It’s important that I add that other natural feminine hygiene products outside of Veeda’s range are likely to be available where you live, so please do your own research and shop around to see what works best for you! You may decide to use The Diva Cup as a natural and environmentally friendly alternative. I’m intrigued by the idea, but I don’t feel that is an option for me personally as I have very heavy bleeding with my cycles (thank you adenomyosis) and find insertion painful (thank you endometriosis), which is also why I don’t tend to use tampons. But hey- each to their own 🙂
Making the switch to more natural feminine hygiene products makes sense for any woman, regardless of whether you have a disease like endometriosis or adenomyosis. The chemicals in bleached tampons have been directly linked to the development of Toxic Shock Syndrome which can be fatal, as well as being linked to a number of cancers and birth defects.
So come on ladies, it’s time to make the switch to promote your long-term health and wellbeing. This one is a no-brainer surely?! I did notice that the issue of reducing the chemical load on our bodies was explored in the fabulous Endo What? documentary, so I would recommend checking the film out if you’d like to know more.
I’d love to hear your thought on this issue.
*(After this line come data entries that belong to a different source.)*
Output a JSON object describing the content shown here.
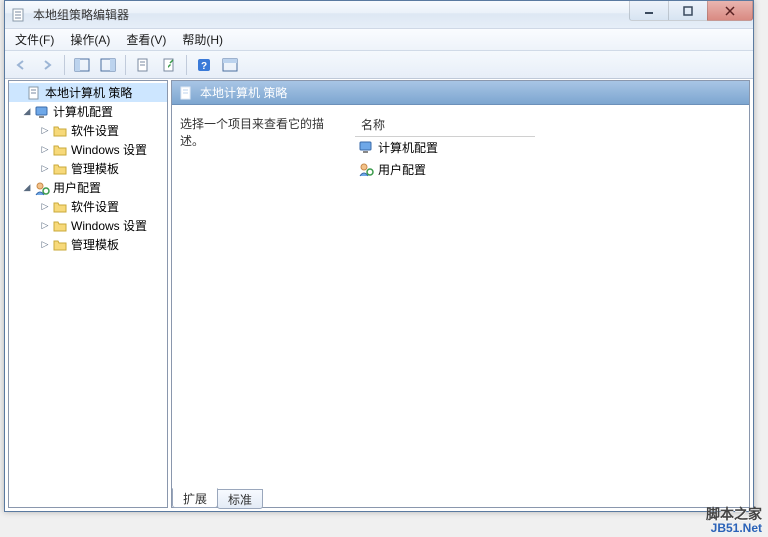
{
  "title": "本地组策略编辑器",
  "menu": {
    "file": "文件(F)",
    "action": "操作(A)",
    "view": "查看(V)",
    "help": "帮助(H)"
  },
  "tree": {
    "root": "本地计算机 策略",
    "computer": {
      "label": "计算机配置",
      "software": "软件设置",
      "windows": "Windows 设置",
      "templates": "管理模板"
    },
    "user": {
      "label": "用户配置",
      "software": "软件设置",
      "windows": "Windows 设置",
      "templates": "管理模板"
    }
  },
  "right": {
    "header": "本地计算机 策略",
    "desc": "选择一个项目来查看它的描述。",
    "column_name": "名称",
    "items": {
      "computer": "计算机配置",
      "user": "用户配置"
    },
    "tabs": {
      "extended": "扩展",
      "standard": "标准"
    }
  },
  "watermark": {
    "cn": "脚本之家",
    "en": "JB51.Net"
  }
}
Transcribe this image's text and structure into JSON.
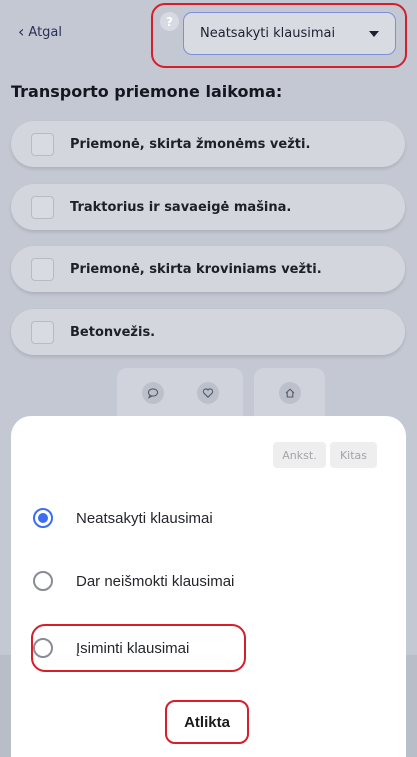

Would you consider switching your femine hygiene products, or does brand loyalty override this decision for you? Do you already use a natural alternative- and if so what? Love, Claire xx
*Veeda have not paid or incentivised me to write this review- I just genuinely like their products.